Five reasons you should care about the new regulatory framework for financial services
The financial services sector – which includes activities like banking, investment and insurance services – underpins the UK’s economy. Following Brexit, the Treasury launched a consultation, setting out the government’s proposals for adapting the rules that govern the sector.
According to the International Monetary Fund, financial services are defined as ‘the processes by which consumers or businesses acquire financial goods.’ A good example of this is when you use a payment provider like PayPal to make a purchase online – PayPal has provided a financial service to you as a consumer, and to the company you have purchased from.
But what this definition doesn’t include is what the financial services sector – and the regulation around it – is ultimately for. The Finance Innovation Lab has been leading a response alongside 36 leading charities and public interest groups to the consultation.
The Lab argues that this is a once in a generation opportunity to improve the rules that support this crucial sector – one that impacts tens of millions of people across the country – and make sure that it reflects its ultimate purpose – to maximise the industry’s contribution to our economic, environmental and social goals.
Read the statement here.
Many of us don’t think about the way financial services work in our daily lives, but they affect everything from how we buy essentials like food, to how we access public services. As the consultation closes, the Lab’s Head of Policy and Advocacy, Marloes Nicholls, explains why you should care about it.
Tackling climate change and nature loss is critical for our future. While regulators currently acknowledge the potential for climate change to create catastrophic financial risks, they fail to recognise the fact that the financial services sector is responsible for serious environmental harm.
That’s why we’re recommending the government aligns the financial system with the 1.5 degrees goal of the Paris Agreement.
The statistics are worrying – around 12 million people in the UK have few options to access credit, 1 million do not have bank accounts, and 8 million would struggle in the cashless society we are rapidly moving towards.
To ensure that everyone can use financial services, essential to everyday life, regulators must make sure that the financial system is inclusive.
3) Poor regulation can lead to millions of people losing their savings, homes and jobs – as happened in the global financial crisis of 2007/8
Lives and livelihoods were ruined for millions of people in the global financial crisis. The government’s focus on promoting the growth and competitiveness of the industry contributed to this devastating event; it is therefore concerning to see a renewed focus on ‘international competitiveness’ in current proposals.
With over 90% of people thinking this should not be a top priority for new regulation, it’s clear that regulators should be independent and able to act in the interest of the public.
When only the wealthy or well-connected can influence policy, millions – or even billions – of pounds of taxpayers’ money is at risk.
By tackling vested interests, the Review is a chance to tackle the role the finance industry plays in economic crime. Greater transparency over industry lobbying will bolster the UK’s international reputation for financial integrity, help to combat corruption, and increase public trust.
5) Democracy suffers without proper scrutiny of powerful industries like financial services
Given the size and importance of the industry, there should be a new financial services joint committee of parliamentarians who are able to scrutinise legislation and regulation.
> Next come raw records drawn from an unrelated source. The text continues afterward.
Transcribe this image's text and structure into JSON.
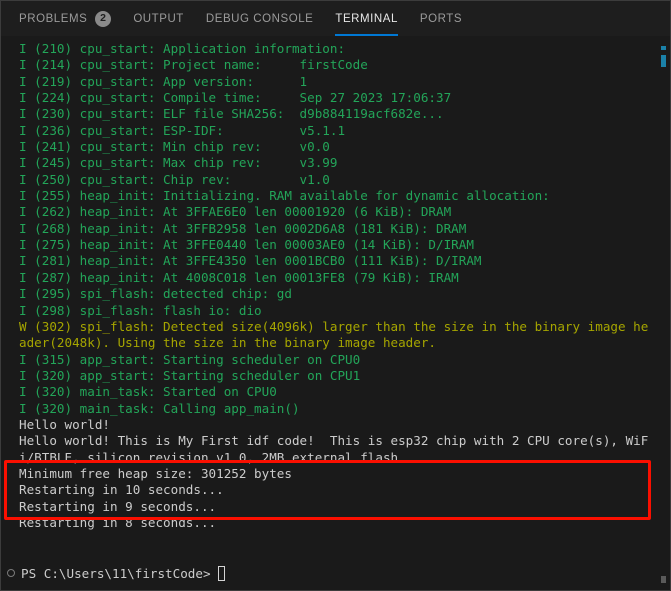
{
  "tabs": [
    {
      "label": "PROBLEMS",
      "badge": "2",
      "active": false,
      "name": "tab-problems"
    },
    {
      "label": "OUTPUT",
      "badge": null,
      "active": false,
      "name": "tab-output"
    },
    {
      "label": "DEBUG CONSOLE",
      "badge": null,
      "active": false,
      "name": "tab-debug-console"
    },
    {
      "label": "TERMINAL",
      "badge": null,
      "active": true,
      "name": "tab-terminal"
    },
    {
      "label": "PORTS",
      "badge": null,
      "active": false,
      "name": "tab-ports"
    }
  ],
  "terminal": {
    "lines": [
      {
        "text": "I (210) cpu_start: Application information:",
        "level": "info"
      },
      {
        "text": "I (214) cpu_start: Project name:     firstCode",
        "level": "info"
      },
      {
        "text": "I (219) cpu_start: App version:      1",
        "level": "info"
      },
      {
        "text": "I (224) cpu_start: Compile time:     Sep 27 2023 17:06:37",
        "level": "info"
      },
      {
        "text": "I (230) cpu_start: ELF file SHA256:  d9b884119acf682e...",
        "level": "info"
      },
      {
        "text": "I (236) cpu_start: ESP-IDF:          v5.1.1",
        "level": "info"
      },
      {
        "text": "I (241) cpu_start: Min chip rev:     v0.0",
        "level": "info"
      },
      {
        "text": "I (245) cpu_start: Max chip rev:     v3.99",
        "level": "info"
      },
      {
        "text": "I (250) cpu_start: Chip rev:         v1.0",
        "level": "info"
      },
      {
        "text": "I (255) heap_init: Initializing. RAM available for dynamic allocation:",
        "level": "info"
      },
      {
        "text": "I (262) heap_init: At 3FFAE6E0 len 00001920 (6 KiB): DRAM",
        "level": "info"
      },
      {
        "text": "I (268) heap_init: At 3FFB2958 len 0002D6A8 (181 KiB): DRAM",
        "level": "info"
      },
      {
        "text": "I (275) heap_init: At 3FFE0440 len 00003AE0 (14 KiB): D/IRAM",
        "level": "info"
      },
      {
        "text": "I (281) heap_init: At 3FFE4350 len 0001BCB0 (111 KiB): D/IRAM",
        "level": "info"
      },
      {
        "text": "I (287) heap_init: At 4008C018 len 00013FE8 (79 KiB): IRAM",
        "level": "info"
      },
      {
        "text": "I (295) spi_flash: detected chip: gd",
        "level": "info"
      },
      {
        "text": "I (298) spi_flash: flash io: dio",
        "level": "info"
      },
      {
        "text": "W (302) spi_flash: Detected size(4096k) larger than the size in the binary image header(2048k). Using the size in the binary image header.",
        "level": "warn"
      },
      {
        "text": "I (315) app_start: Starting scheduler on CPU0",
        "level": "info"
      },
      {
        "text": "I (320) app_start: Starting scheduler on CPU1",
        "level": "info"
      },
      {
        "text": "I (320) main_task: Started on CPU0",
        "level": "info"
      },
      {
        "text": "I (320) main_task: Calling app_main()",
        "level": "info"
      },
      {
        "text": "Hello world!",
        "level": "plain"
      },
      {
        "text": "Hello world! This is My First idf code!  This is esp32 chip with 2 CPU core(s), WiFi/BTBLE, silicon revision v1.0, 2MB external flash",
        "level": "plain"
      },
      {
        "text": "Minimum free heap size: 301252 bytes",
        "level": "plain"
      },
      {
        "text": "Restarting in 10 seconds...",
        "level": "plain"
      },
      {
        "text": "Restarting in 9 seconds...",
        "level": "plain"
      },
      {
        "text": "Restarting in 8 seconds...",
        "level": "plain"
      }
    ],
    "prompt": {
      "text": "PS C:\\Users\\11\\firstCode>",
      "cursor": ""
    }
  },
  "annotation": {
    "type": "red-rectangle-highlight",
    "color": "#fa0f00"
  },
  "colors": {
    "background": "#1e1e1e",
    "terminal_background": "#1a1a1a",
    "info": "#23a559",
    "warn": "#a5a500",
    "plain": "#cccccc",
    "accent": "#0078d4",
    "annotation": "#fa0f00"
  }
}
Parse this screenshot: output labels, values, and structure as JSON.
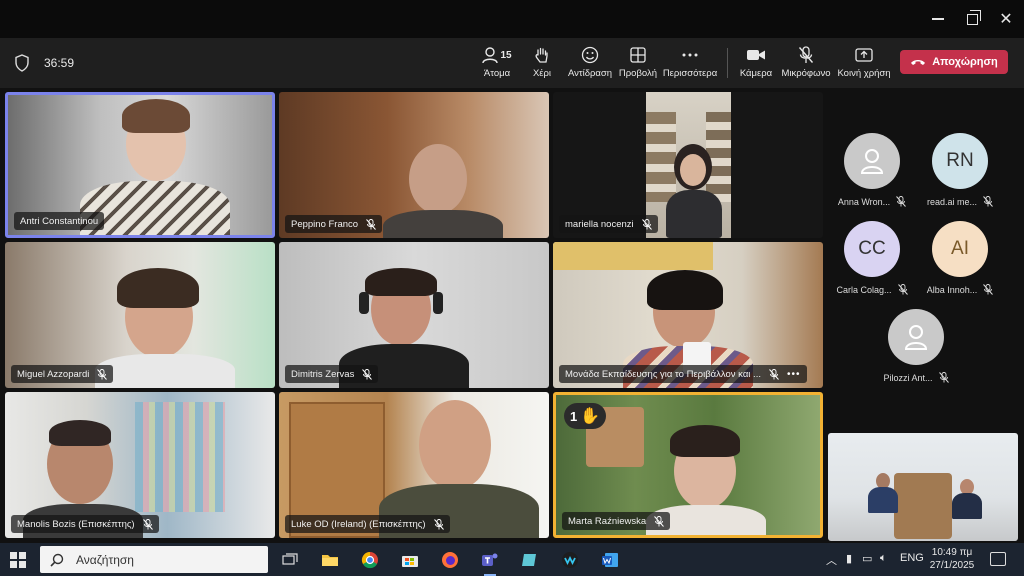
{
  "window": {
    "minimize": "—",
    "close": "✕"
  },
  "toolbar": {
    "timer": "36:59",
    "people_count": "15",
    "buttons": {
      "people": "Άτομα",
      "hand": "Χέρι",
      "react": "Αντίδραση",
      "view": "Προβολή",
      "more": "Περισσότερα",
      "camera": "Κάμερα",
      "mic": "Μικρόφωνο",
      "share": "Κοινή χρήση",
      "leave": "Αποχώρηση"
    }
  },
  "participants": [
    {
      "name": "Antri Constantinou",
      "muted": false
    },
    {
      "name": "Peppino Franco",
      "muted": true
    },
    {
      "name": "mariella nocenzi",
      "muted": true
    },
    {
      "name": "Miguel Azzopardi",
      "muted": true
    },
    {
      "name": "Dimitris Zervas",
      "muted": true
    },
    {
      "name": "Μονάδα Εκπαίδευσης για το Περιβάλλον και ...",
      "muted": true
    },
    {
      "name": "Manolis Bozis (Επισκέπτης)",
      "muted": true
    },
    {
      "name": "Luke OD (Ireland) (Επισκέπτης)",
      "muted": true
    },
    {
      "name": "Marta Raźniewska",
      "muted": true,
      "hand_count": "1"
    }
  ],
  "roster": [
    {
      "name": "Anna Wron...",
      "initials": "",
      "color": "#c9c9c9"
    },
    {
      "name": "read.ai me...",
      "initials": "RN",
      "color": "#cfe3ea"
    },
    {
      "name": "Carla Colag...",
      "initials": "CC",
      "color": "#d9d3f2"
    },
    {
      "name": "Alba Innoh...",
      "initials": "AI",
      "color": "#f6dfc4"
    },
    {
      "name": "Pilozzi Ant...",
      "initials": "",
      "color": "#c9c9c9"
    }
  ],
  "taskbar": {
    "search_placeholder": "Αναζήτηση",
    "lang": "ENG",
    "time": "10:49 πμ",
    "date": "27/1/2025"
  },
  "colors": {
    "leave": "#c4314b",
    "active_speaker": "#7b83eb",
    "hand_raised": "#f2b233"
  }
}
This will help to ensure that those responsible for shaping the rules that govern such an essential part of our economy are doing so in the best interests of the public.
With the UK having left the European Union, there is a golden opportunity for the government to give a wider range of groups – particularly those representing the interests of consumers, civil society and public interest – a say in what financial regulation looks like.